[What to work on] In the answer, each line of the listing should appear again unchanged.

[Exercise materials]

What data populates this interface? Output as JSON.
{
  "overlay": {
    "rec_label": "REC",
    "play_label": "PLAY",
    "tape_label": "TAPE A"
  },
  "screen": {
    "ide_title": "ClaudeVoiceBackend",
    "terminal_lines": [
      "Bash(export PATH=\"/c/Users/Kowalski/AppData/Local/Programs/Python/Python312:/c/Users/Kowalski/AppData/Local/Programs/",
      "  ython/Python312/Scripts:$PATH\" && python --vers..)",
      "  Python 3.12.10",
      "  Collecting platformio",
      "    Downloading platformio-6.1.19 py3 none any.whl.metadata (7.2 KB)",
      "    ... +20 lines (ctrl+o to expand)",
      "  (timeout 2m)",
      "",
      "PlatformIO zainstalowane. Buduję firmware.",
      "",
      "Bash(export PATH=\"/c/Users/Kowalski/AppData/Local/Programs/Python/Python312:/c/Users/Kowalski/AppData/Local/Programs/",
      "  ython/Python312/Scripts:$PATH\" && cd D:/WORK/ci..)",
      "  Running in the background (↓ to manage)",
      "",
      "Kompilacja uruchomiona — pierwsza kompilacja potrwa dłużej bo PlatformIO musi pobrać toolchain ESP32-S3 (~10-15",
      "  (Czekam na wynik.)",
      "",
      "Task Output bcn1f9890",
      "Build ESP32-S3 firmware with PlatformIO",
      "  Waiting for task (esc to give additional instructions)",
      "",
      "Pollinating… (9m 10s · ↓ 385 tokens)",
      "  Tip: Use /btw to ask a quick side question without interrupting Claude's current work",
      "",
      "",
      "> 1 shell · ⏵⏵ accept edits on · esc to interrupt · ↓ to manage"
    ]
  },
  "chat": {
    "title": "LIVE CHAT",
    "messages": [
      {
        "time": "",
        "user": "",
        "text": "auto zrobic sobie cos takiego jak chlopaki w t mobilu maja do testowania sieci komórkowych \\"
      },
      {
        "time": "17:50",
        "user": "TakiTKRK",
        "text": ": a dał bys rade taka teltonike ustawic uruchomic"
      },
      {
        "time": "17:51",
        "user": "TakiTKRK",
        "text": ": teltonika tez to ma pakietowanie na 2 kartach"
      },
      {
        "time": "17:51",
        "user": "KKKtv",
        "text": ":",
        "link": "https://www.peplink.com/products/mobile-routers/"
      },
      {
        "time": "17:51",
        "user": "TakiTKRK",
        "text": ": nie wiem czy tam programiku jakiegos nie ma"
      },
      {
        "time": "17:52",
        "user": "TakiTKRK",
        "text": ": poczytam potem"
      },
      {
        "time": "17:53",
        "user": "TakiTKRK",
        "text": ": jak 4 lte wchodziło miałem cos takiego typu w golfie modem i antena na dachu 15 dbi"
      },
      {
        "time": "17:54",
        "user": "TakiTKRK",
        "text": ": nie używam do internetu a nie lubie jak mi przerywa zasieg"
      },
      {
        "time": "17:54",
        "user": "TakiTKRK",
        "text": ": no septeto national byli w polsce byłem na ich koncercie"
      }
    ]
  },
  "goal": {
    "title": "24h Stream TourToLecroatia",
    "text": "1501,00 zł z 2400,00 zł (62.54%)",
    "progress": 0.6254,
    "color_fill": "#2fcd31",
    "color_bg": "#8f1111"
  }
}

[Solved exercise]
What data populates this interface? Output as JSON.
{
  "overlay": {
    "rec_label": "REC",
    "play_label": "PLAY",
    "tape_label": "TAPE A"
  },
  "screen": {
    "ide_title": "ClaudeVoiceBackend",
    "terminal_lines": [
      "Bash(export PATH=\"/c/Users/Kowalski/AppData/Local/Programs/Python/Python312:/c/Users/Kowalski/AppData/Local/Programs/",
      "  ython/Python312/Scripts:$PATH\" && python --vers..)",
      "  Python 3.12.10",
      "  Collecting platformio",
      "    Downloading platformio-6.1.19 py3 none any.whl.metadata (7.2 KB)",
      "    ... +20 lines (ctrl+o to expand)",
      "  (timeout 2m)",
      "",
      "PlatformIO zainstalowane. Buduję firmware.",
      "",
      "Bash(export PATH=\"/c/Users/Kowalski/AppData/Local/Programs/Python/Python312:/c/Users/Kowalski/AppData/Local/Programs/",
      "  ython/Python312/Scripts:$PATH\" && cd D:/WORK/ci..)",
      "  Running in the background (↓ to manage)",
      "",
      "Kompilacja uruchomiona — pierwsza kompilacja potrwa dłużej bo PlatformIO musi pobrać toolchain ESP32-S3 (~10-15",
      "  (Czekam na wynik.)",
      "",
      "Task Output bcn1f9890",
      "Build ESP32-S3 firmware with PlatformIO",
      "  Waiting for task (esc to give additional instructions)",
      "",
      "Pollinating… (9m 10s · ↓ 385 tokens)",
      "  Tip: Use /btw to ask a quick side question without interrupting Claude's current work",
      "",
      "",
      "> 1 shell · ⏵⏵ accept edits on · esc to interrupt · ↓ to manage"
    ]
  },
  "chat": {
    "title": "LIVE CHAT",
    "messages": [
      {
        "time": "",
        "user": "",
        "text": "auto zrobic sobie cos takiego jak chlopaki w t mobilu maja do testowania sieci komórkowych \\"
      },
      {
        "time": "17:50",
        "user": "TakiTKRK",
        "text": ": a dał bys rade taka teltonike ustawic uruchomic"
      },
      {
        "time": "17:51",
        "user": "TakiTKRK",
        "text": ": teltonika tez to ma pakietowanie na 2 kartach"
      },
      {
        "time": "17:51",
        "user": "KKKtv",
        "text": ":",
        "link": "https://www.peplink.com/products/mobile-routers/"
      },
      {
        "time": "17:51",
        "user": "TakiTKRK",
        "text": ": nie wiem czy tam programiku jakiegos nie ma"
      },
      {
        "time": "17:52",
        "user": "TakiTKRK",
        "text": ": poczytam potem"
      },
      {
        "time": "17:53",
        "user": "TakiTKRK",
        "text": ": jak 4 lte wchodziło miałem cos takiego typu w golfie modem i antena na dachu 15 dbi"
      },
      {
        "time": "17:54",
        "user": "TakiTKRK",
        "text": ": nie używam do internetu a nie lubie jak mi przerywa zasieg"
      },
      {
        "time": "17:54",
        "user": "TakiTKRK",
        "text": ": no septeto national byli w polsce byłem na ich koncercie"
      }
    ]
  },
  "goal": {
    "title": "24h Stream TourToLecroatia",
    "text": "1501,00 zł z 2400,00 zł (62.54%)",
    "progress": 0.6254,
    "color_fill": "#2fcd31",
    "color_bg": "#8f1111"
  }
}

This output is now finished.